EXERCISE DIRECTIONS
Here are some entries; quote each one exactly.

Data records for software interfaces
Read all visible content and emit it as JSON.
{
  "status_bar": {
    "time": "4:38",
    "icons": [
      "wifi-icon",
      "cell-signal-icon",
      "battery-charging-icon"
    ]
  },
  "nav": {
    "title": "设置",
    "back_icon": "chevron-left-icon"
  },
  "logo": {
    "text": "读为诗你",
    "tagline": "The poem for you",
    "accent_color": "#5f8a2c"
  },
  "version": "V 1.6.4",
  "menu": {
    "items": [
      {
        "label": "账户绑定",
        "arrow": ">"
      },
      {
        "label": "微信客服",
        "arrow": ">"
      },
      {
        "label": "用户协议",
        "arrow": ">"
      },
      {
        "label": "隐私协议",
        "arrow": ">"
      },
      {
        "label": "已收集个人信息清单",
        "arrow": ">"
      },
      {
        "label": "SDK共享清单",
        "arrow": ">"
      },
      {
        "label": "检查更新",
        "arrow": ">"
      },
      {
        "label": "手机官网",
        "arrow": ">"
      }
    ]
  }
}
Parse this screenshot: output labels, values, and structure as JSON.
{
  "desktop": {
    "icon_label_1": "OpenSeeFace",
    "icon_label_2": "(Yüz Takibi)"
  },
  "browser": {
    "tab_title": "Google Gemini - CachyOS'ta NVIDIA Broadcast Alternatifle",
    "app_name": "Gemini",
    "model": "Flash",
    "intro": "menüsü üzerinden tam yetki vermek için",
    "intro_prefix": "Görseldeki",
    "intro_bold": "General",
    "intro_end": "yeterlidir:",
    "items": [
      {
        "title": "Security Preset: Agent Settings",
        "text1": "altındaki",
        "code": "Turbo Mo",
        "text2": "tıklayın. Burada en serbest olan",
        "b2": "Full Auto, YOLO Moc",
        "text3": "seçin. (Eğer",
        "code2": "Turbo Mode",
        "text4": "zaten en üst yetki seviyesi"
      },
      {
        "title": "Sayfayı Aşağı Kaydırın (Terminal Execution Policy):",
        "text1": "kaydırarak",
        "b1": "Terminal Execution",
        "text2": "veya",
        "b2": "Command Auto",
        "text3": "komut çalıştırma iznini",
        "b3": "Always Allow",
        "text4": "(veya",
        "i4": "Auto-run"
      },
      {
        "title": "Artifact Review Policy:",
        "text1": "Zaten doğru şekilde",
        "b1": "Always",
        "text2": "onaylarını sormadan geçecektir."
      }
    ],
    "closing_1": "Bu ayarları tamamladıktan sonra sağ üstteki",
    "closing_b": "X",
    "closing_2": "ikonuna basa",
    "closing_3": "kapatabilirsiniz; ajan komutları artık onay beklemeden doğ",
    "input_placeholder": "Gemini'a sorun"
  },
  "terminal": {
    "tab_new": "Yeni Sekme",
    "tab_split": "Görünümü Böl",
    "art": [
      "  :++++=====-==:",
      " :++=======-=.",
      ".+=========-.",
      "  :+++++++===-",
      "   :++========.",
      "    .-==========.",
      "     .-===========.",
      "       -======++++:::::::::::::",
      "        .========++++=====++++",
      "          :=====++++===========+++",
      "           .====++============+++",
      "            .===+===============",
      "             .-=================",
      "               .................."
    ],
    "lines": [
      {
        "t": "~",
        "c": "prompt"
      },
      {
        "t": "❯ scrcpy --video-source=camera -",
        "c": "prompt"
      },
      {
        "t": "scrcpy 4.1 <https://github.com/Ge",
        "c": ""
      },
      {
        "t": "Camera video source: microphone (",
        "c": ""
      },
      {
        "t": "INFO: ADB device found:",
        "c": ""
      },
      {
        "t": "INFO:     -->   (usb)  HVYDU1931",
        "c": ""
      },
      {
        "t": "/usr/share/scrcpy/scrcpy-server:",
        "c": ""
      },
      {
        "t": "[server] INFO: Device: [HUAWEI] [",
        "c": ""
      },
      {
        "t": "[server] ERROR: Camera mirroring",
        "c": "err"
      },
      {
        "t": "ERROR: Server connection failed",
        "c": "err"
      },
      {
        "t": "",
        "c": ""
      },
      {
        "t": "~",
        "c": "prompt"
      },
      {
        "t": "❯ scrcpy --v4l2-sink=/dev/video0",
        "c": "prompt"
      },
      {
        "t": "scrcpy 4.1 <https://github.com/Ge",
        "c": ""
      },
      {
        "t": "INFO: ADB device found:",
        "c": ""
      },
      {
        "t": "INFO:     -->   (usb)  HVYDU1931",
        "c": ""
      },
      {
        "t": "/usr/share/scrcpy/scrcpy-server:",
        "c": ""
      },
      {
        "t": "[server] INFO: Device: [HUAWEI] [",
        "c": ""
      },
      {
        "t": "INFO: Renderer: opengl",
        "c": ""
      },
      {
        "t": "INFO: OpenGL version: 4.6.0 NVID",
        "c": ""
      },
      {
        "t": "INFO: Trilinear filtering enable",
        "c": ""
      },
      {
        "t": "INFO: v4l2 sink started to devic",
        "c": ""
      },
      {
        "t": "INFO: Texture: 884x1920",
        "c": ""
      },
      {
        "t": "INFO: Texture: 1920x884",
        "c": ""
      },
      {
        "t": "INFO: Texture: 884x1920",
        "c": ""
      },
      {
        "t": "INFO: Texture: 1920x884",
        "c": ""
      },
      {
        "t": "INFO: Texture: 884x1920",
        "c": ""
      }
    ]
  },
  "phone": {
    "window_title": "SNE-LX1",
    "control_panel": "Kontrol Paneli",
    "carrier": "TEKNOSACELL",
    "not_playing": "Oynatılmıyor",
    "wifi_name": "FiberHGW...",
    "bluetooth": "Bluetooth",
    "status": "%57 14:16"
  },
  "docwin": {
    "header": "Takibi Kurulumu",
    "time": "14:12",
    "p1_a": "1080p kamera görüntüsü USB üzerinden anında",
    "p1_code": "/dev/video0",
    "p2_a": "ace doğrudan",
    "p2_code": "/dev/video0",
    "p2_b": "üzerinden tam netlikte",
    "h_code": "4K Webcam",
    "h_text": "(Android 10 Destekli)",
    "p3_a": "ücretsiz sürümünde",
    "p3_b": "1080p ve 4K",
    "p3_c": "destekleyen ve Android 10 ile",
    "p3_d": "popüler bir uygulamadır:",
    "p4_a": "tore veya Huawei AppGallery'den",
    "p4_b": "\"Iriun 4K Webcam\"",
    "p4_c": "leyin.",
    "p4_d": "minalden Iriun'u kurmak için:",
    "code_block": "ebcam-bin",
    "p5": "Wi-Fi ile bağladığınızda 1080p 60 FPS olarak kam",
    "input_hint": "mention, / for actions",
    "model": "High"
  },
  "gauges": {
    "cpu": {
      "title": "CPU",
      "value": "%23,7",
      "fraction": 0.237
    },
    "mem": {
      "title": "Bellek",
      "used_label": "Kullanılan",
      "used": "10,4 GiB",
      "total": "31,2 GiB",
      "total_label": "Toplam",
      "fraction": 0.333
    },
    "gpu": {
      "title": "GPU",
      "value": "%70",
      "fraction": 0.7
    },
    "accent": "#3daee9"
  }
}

RESULT
Read all visible content and emit it as JSON.
{
  "status_bar": {
    "time": "4:38",
    "icons": [
      "wifi-icon",
      "cell-signal-icon",
      "battery-charging-icon"
    ]
  },
  "nav": {
    "title": "设置",
    "back_icon": "chevron-left-icon"
  },
  "logo": {
    "text": "读为诗你",
    "tagline": "The poem for you",
    "accent_color": "#5f8a2c"
  },
  "version": "V 1.6.4",
  "menu": {
    "items": [
      {
        "label": "账户绑定",
        "arrow": ">"
      },
      {
        "label": "微信客服",
        "arrow": ">"
      },
      {
        "label": "用户协议",
        "arrow": ">"
      },
      {
        "label": "隐私协议",
        "arrow": ">"
      },
      {
        "label": "已收集个人信息清单",
        "arrow": ">"
      },
      {
        "label": "SDK共享清单",
        "arrow": ">"
      },
      {
        "label": "检查更新",
        "arrow": ">"
      },
      {
        "label": "手机官网",
        "arrow": ">"
      }
    ]
  }
}
Parse this screenshot: output labels, values, and structure as JSON.
{
  "desktop": {
    "icon_label_1": "OpenSeeFace",
    "icon_label_2": "(Yüz Takibi)"
  },
  "browser": {
    "tab_title": "Google Gemini - CachyOS'ta NVIDIA Broadcast Alternatifle",
    "app_name": "Gemini",
    "model": "Flash",
    "intro": "menüsü üzerinden tam yetki vermek için",
    "intro_prefix": "Görseldeki",
    "intro_bold": "General",
    "intro_end": "yeterlidir:",
    "items": [
      {
        "title": "Security Preset: Agent Settings",
        "text1": "altındaki",
        "code": "Turbo Mo",
        "text2": "tıklayın. Burada en serbest olan",
        "b2": "Full Auto, YOLO Moc",
        "text3": "seçin. (Eğer",
        "code2": "Turbo Mode",
        "text4": "zaten en üst yetki seviyesi"
      },
      {
        "title": "Sayfayı Aşağı Kaydırın (Terminal Execution Policy):",
        "text1": "kaydırarak",
        "b1": "Terminal Execution",
        "text2": "veya",
        "b2": "Command Auto",
        "text3": "komut çalıştırma iznini",
        "b3": "Always Allow",
        "text4": "(veya",
        "i4": "Auto-run"
      },
      {
        "title": "Artifact Review Policy:",
        "text1": "Zaten doğru şekilde",
        "b1": "Always",
        "text2": "onaylarını sormadan geçecektir."
      }
    ],
    "closing_1": "Bu ayarları tamamladıktan sonra sağ üstteki",
    "closing_b": "X",
    "closing_2": "ikonuna basa",
    "closing_3": "kapatabilirsiniz; ajan komutları artık onay beklemeden doğ",
    "input_placeholder": "Gemini'a sorun"
  },
  "terminal": {
    "tab_new": "Yeni Sekme",
    "tab_split": "Görünümü Böl",
    "art": [
      "  :++++=====-==:",
      " :++=======-=.",
      ".+=========-.",
      "  :+++++++===-",
      "   :++========.",
      "    .-==========.",
      "     .-===========.",
      "       -======++++:::::::::::::",
      "        .========++++=====++++",
      "          :=====++++===========+++",
      "           .====++============+++",
      "            .===+===============",
      "             .-=================",
      "               .................."
    ],
    "lines": [
      {
        "t": "~",
        "c": "prompt"
      },
      {
        "t": "❯ scrcpy --video-source=camera -",
        "c": "prompt"
      },
      {
        "t": "scrcpy 4.1 <https://github.com/Ge",
        "c": ""
      },
      {
        "t": "Camera video source: microphone (",
        "c": ""
      },
      {
        "t": "INFO: ADB device found:",
        "c": ""
      },
      {
        "t": "INFO:     -->   (usb)  HVYDU1931",
        "c": ""
      },
      {
        "t": "/usr/share/scrcpy/scrcpy-server:",
        "c": ""
      },
      {
        "t": "[server] INFO: Device: [HUAWEI] [",
        "c": ""
      },
      {
        "t": "[server] ERROR: Camera mirroring",
        "c": "err"
      },
      {
        "t": "ERROR: Server connection failed",
        "c": "err"
      },
      {
        "t": "",
        "c": ""
      },
      {
        "t": "~",
        "c": "prompt"
      },
      {
        "t": "❯ scrcpy --v4l2-sink=/dev/video0",
        "c": "prompt"
      },
      {
        "t": "scrcpy 4.1 <https://github.com/Ge",
        "c": ""
      },
      {
        "t": "INFO: ADB device found:",
        "c": ""
      },
      {
        "t": "INFO:     -->   (usb)  HVYDU1931",
        "c": ""
      },
      {
        "t": "/usr/share/scrcpy/scrcpy-server:",
        "c": ""
      },
      {
        "t": "[server] INFO: Device: [HUAWEI] [",
        "c": ""
      },
      {
        "t": "INFO: Renderer: opengl",
        "c": ""
      },
      {
        "t": "INFO: OpenGL version: 4.6.0 NVID",
        "c": ""
      },
      {
        "t": "INFO: Trilinear filtering enable",
        "c": ""
      },
      {
        "t": "INFO: v4l2 sink started to devic",
        "c": ""
      },
      {
        "t": "INFO: Texture: 884x1920",
        "c": ""
      },
      {
        "t": "INFO: Texture: 1920x884",
        "c": ""
      },
      {
        "t": "INFO: Texture: 884x1920",
        "c": ""
      },
      {
        "t": "INFO: Texture: 1920x884",
        "c": ""
      },
      {
        "t": "INFO: Texture: 884x1920",
        "c": ""
      }
    ]
  },
  "phone": {
    "window_title": "SNE-LX1",
    "control_panel": "Kontrol Paneli",
    "carrier": "TEKNOSACELL",
    "not_playing": "Oynatılmıyor",
    "wifi_name": "FiberHGW...",
    "bluetooth": "Bluetooth",
    "status": "%57 14:16"
  },
  "docwin": {
    "header": "Takibi Kurulumu",
    "time": "14:12",
    "p1_a": "1080p kamera görüntüsü USB üzerinden anında",
    "p1_code": "/dev/video0",
    "p2_a": "ace doğrudan",
    "p2_code": "/dev/video0",
    "p2_b": "üzerinden tam netlikte",
    "h_code": "4K Webcam",
    "h_text": "(Android 10 Destekli)",
    "p3_a": "ücretsiz sürümünde",
    "p3_b": "1080p ve 4K",
    "p3_c": "destekleyen ve Android 10 ile",
    "p3_d": "popüler bir uygulamadır:",
    "p4_a": "tore veya Huawei AppGallery'den",
    "p4_b": "\"Iriun 4K Webcam\"",
    "p4_c": "leyin.",
    "p4_d": "minalden Iriun'u kurmak için:",
    "code_block": "ebcam-bin",
    "p5": "Wi-Fi ile bağladığınızda 1080p 60 FPS olarak kam",
    "input_hint": "mention, / for actions",
    "model": "High"
  },
  "gauges": {
    "cpu": {
      "title": "CPU",
      "value": "%23,7",
      "fraction": 0.237
    },
    "mem": {
      "title": "Bellek",
      "used_label": "Kullanılan",
      "used": "10,4 GiB",
      "total": "31,2 GiB",
      "total_label": "Toplam",
      "fraction": 0.333
    },
    "gpu": {
      "title": "GPU",
      "value": "%70",
      "fraction": 0.7
    },
    "accent": "#3daee9"
  }
}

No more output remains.